» **Your objective**
Retype the line in which "Convert this screenshot" appears, then every line after it until the records end. Leave out the pictures.

» **Dataset extract**

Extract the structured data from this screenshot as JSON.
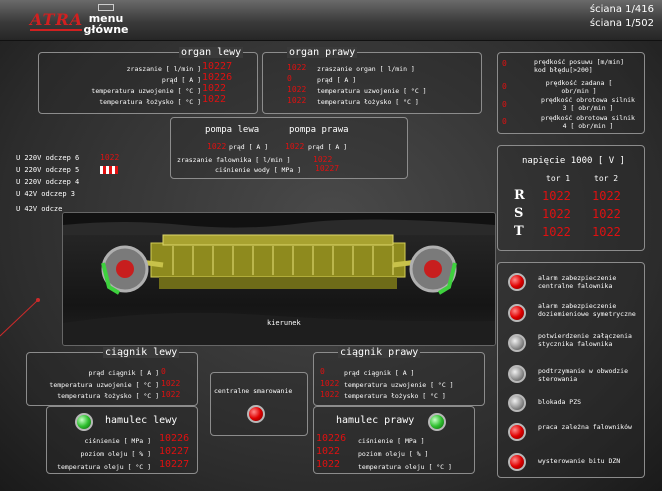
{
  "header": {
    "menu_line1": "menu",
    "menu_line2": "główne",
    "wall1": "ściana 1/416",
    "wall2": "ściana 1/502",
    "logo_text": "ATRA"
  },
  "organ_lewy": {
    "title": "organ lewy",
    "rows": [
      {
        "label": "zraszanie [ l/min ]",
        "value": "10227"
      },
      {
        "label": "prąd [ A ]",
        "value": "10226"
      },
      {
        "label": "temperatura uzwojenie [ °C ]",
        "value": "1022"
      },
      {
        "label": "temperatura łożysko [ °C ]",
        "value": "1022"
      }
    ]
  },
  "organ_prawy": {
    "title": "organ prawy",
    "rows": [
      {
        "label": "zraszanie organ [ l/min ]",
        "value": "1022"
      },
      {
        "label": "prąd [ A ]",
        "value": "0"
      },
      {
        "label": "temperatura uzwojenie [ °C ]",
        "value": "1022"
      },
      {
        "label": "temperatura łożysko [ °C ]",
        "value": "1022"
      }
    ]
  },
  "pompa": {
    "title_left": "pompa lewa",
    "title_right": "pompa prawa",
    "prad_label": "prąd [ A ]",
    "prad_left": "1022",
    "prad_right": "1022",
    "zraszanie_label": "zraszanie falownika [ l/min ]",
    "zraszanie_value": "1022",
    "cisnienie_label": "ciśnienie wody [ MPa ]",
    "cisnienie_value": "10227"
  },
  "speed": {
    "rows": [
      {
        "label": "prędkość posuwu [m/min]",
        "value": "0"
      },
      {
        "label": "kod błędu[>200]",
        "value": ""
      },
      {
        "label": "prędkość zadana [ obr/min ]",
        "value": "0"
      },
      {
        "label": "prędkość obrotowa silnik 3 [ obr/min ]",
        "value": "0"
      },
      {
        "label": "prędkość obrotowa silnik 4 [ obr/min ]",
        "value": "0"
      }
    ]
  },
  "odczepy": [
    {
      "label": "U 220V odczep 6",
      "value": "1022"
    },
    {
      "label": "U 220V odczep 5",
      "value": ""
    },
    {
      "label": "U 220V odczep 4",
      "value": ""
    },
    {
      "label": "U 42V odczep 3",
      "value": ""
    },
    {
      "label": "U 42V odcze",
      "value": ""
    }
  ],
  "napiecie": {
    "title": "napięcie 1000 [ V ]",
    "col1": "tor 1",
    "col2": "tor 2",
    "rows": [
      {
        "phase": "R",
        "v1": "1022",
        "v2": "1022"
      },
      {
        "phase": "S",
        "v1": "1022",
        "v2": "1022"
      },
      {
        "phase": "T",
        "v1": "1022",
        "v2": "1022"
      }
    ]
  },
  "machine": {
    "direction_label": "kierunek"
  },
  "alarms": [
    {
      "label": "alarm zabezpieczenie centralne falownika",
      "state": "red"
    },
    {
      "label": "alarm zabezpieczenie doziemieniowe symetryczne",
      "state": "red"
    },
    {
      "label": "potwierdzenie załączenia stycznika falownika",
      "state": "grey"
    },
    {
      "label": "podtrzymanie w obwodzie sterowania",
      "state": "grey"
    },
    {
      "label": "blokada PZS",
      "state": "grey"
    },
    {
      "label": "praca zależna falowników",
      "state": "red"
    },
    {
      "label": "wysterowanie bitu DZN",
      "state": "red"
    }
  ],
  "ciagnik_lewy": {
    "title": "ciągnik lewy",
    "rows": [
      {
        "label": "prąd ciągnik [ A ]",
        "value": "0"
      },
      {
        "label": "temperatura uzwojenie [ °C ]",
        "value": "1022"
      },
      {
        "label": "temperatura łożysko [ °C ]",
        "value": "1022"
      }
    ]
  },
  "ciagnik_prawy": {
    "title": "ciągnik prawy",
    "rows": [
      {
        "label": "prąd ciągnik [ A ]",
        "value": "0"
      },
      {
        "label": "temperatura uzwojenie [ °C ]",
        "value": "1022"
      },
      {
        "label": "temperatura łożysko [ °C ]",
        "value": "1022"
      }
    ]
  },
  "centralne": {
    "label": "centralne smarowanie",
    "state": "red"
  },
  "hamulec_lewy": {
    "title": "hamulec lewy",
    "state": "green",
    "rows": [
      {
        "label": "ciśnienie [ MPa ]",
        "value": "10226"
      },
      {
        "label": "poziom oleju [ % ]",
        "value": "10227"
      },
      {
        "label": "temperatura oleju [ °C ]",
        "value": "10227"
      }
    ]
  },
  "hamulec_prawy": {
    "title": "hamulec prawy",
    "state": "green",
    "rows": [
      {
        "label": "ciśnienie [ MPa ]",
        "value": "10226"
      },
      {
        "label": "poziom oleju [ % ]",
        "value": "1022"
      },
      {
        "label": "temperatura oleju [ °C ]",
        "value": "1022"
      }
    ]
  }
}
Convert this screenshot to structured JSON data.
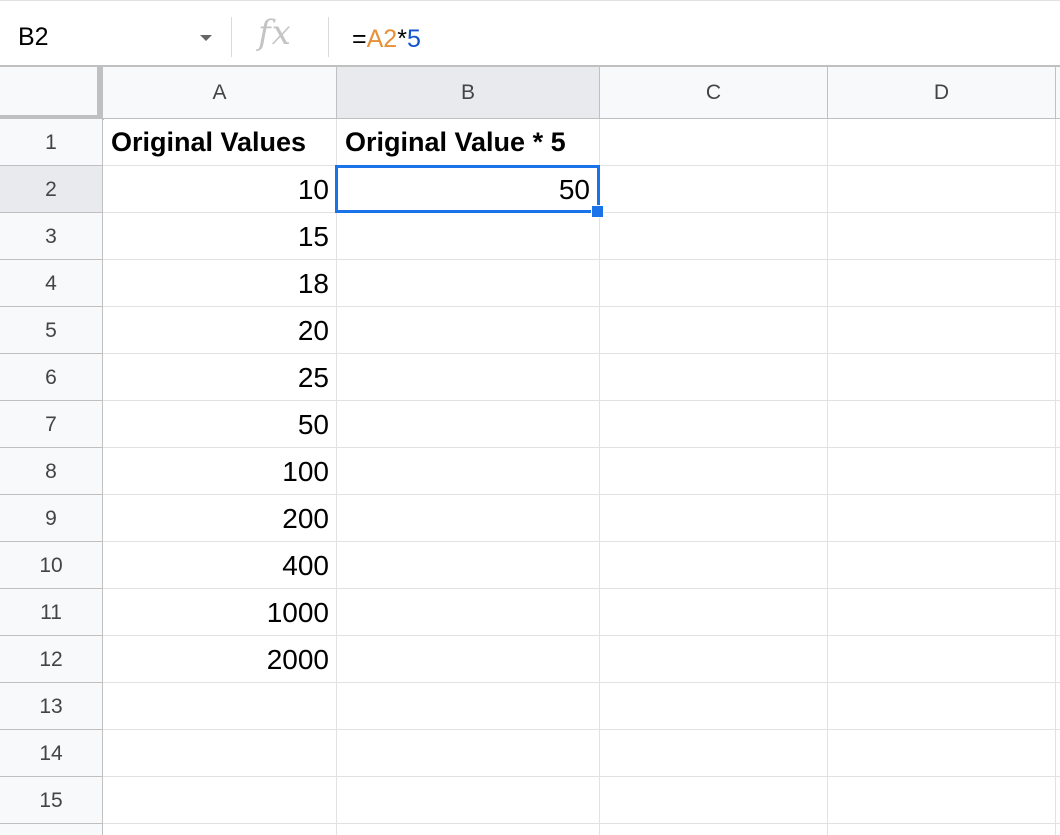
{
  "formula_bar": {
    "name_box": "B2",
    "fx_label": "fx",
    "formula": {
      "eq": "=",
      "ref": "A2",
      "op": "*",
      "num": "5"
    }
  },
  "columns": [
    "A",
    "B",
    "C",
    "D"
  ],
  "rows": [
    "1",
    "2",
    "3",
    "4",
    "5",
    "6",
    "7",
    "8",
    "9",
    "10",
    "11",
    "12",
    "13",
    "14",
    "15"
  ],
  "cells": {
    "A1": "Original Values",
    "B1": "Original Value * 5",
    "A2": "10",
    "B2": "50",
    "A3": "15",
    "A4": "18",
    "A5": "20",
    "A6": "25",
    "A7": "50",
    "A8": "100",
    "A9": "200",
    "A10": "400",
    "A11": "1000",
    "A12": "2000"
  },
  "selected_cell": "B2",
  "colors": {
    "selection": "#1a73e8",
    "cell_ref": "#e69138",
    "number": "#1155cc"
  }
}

» **Completed exercise**
Convert this screenshot to structured JSON data.
{
  "formula_bar": {
    "name_box": "B2",
    "fx_label": "fx",
    "formula": {
      "eq": "=",
      "ref": "A2",
      "op": "*",
      "num": "5"
    }
  },
  "columns": [
    "A",
    "B",
    "C",
    "D"
  ],
  "rows": [
    "1",
    "2",
    "3",
    "4",
    "5",
    "6",
    "7",
    "8",
    "9",
    "10",
    "11",
    "12",
    "13",
    "14",
    "15"
  ],
  "cells": {
    "A1": "Original Values",
    "B1": "Original Value * 5",
    "A2": "10",
    "B2": "50",
    "A3": "15",
    "A4": "18",
    "A5": "20",
    "A6": "25",
    "A7": "50",
    "A8": "100",
    "A9": "200",
    "A10": "400",
    "A11": "1000",
    "A12": "2000"
  },
  "selected_cell": "B2",
  "colors": {
    "selection": "#1a73e8",
    "cell_ref": "#e69138",
    "number": "#1155cc"
  }
}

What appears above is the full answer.